Written and first recorded by Merle Travis (1946).
Other hit versions by Johnny Desmond (US #17 1955),Tennessee Ernie Ford (US #1/C&W #1/UK #1 1955), Frankie Laine (UK #10 1956).
Also recorded by The Weavers (1955), B.B. “Blues Boy” King and His Orchestra (B-side 1956).
From the wiki: “‘Sixteen Tons’ was written in 1946 by Merle Travis about a coal miner, based on life in the coal mines of Muhlenberg County, Kentucky. First recorded in Hollywood, CA, in 1946, ‘Sixteen Tons’ was released in July 1947 by Capitol on Travis’s album Folk Songs of the Hills, widely regarded as one of Travis’ finest achievements. The album became a gold record.
“According to Travis, the lyric from the chorus, ‘another day older and deeper in debt’, was a phrase often used by his coal miner father. This, and the line ‘I owe my soul to the company store’, are a reference to the truck system and to debt bondage. Under this scrip system, workers were not paid cash; rather they were paid with non-transferable credit vouchers that could be exchanged only for goods sold at the company store. This made it impossible for workers to store up cash savings. Workers also usually lived in company-owned dormitories or houses, the rent for which was automatically deducted from their pay. In the United States the truck system and associated debt bondage persisted until the strikes of the newly formed United Mine Workers and affiliated unions forced an end to such practices in the 1960s.
“Two covers released in 1955, by Johnny Desmond and by Tennessee Ernie Ford, competed against each other on the Billboard music charts. Ford’s arrangement was released on October 17, 1955 as the B-side of his cover of the Moon Mullican standard ‘You Don’t Have to Be a Baby to Cry’. It topped Billboard’s country music chart in November and held the #1 position for ten weeks, then crossed over to the Hot 100 and held the #1 position on the pop chart for eight weeks in early 1956, besting the competing pop version by Desmond. Ford’s recording was also released as a single in the UK in January 1956, spending four weeks at #1, while another competing version, by the American entertainer Frankie Laine, peaked at #10.
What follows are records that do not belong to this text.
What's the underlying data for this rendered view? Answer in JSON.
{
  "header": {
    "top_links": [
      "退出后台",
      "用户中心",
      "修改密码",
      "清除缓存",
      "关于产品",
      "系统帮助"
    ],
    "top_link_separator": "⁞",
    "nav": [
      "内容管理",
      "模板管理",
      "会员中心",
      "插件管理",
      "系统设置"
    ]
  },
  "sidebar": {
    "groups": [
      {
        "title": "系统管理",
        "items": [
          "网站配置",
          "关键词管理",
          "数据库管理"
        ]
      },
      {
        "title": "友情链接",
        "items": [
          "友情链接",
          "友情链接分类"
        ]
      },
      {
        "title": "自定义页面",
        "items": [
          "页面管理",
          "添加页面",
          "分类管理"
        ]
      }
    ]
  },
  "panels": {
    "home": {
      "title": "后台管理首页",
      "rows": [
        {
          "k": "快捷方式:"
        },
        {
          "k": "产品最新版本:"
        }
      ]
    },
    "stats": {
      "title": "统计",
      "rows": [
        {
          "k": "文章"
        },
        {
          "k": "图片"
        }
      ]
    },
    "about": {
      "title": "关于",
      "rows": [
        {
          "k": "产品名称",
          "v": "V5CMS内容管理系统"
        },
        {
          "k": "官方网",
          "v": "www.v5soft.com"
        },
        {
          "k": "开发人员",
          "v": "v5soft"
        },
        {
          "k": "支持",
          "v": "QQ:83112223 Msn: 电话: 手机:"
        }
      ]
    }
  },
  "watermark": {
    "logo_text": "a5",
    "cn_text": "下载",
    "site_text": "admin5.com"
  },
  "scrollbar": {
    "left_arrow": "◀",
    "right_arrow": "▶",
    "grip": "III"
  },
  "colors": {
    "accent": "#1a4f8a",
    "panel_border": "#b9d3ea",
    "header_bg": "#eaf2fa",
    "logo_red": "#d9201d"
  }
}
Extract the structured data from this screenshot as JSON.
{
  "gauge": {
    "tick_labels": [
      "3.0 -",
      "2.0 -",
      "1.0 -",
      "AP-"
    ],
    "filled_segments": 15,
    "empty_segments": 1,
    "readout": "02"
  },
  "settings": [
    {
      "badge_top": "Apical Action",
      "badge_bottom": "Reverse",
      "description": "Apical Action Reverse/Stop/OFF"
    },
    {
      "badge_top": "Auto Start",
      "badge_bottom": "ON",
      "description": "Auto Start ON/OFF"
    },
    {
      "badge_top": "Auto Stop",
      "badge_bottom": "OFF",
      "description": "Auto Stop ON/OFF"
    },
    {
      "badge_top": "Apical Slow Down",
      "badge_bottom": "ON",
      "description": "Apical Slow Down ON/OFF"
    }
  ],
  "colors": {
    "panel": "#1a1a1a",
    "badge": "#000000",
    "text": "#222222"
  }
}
“Ford’s ‘Sixteen Tons’ was elected into the Grammy Hall of Fame in 1998. And, in March 2015, his version of the song was inducted into the Library of Congress’s National Recording Registry.”
“B.B. King ‘and His Orchestra’ released on cover of ‘Sixteen Tons’ in December 1955 as the B-side to ‘Crying Won’t Help You’, which peaked at #15 on the R&B chart. The Weaver aksi recorded ‘Sixteen Tons’ in December 1955, for release on their Live at Carnegie Hall in late 1956.”
Johnny Desmond, “Sixteen Tons” (1955):
Tennessee Ernie Ford, “Sixteen Tons” (1955):
The Weavers, “Sixteen Tons” (1955):
Frankie Laine, “Sixteen Tons” (1956):
B.B. “Blues Boy” King and His Orchestra, “Sixteen Tons” (1956):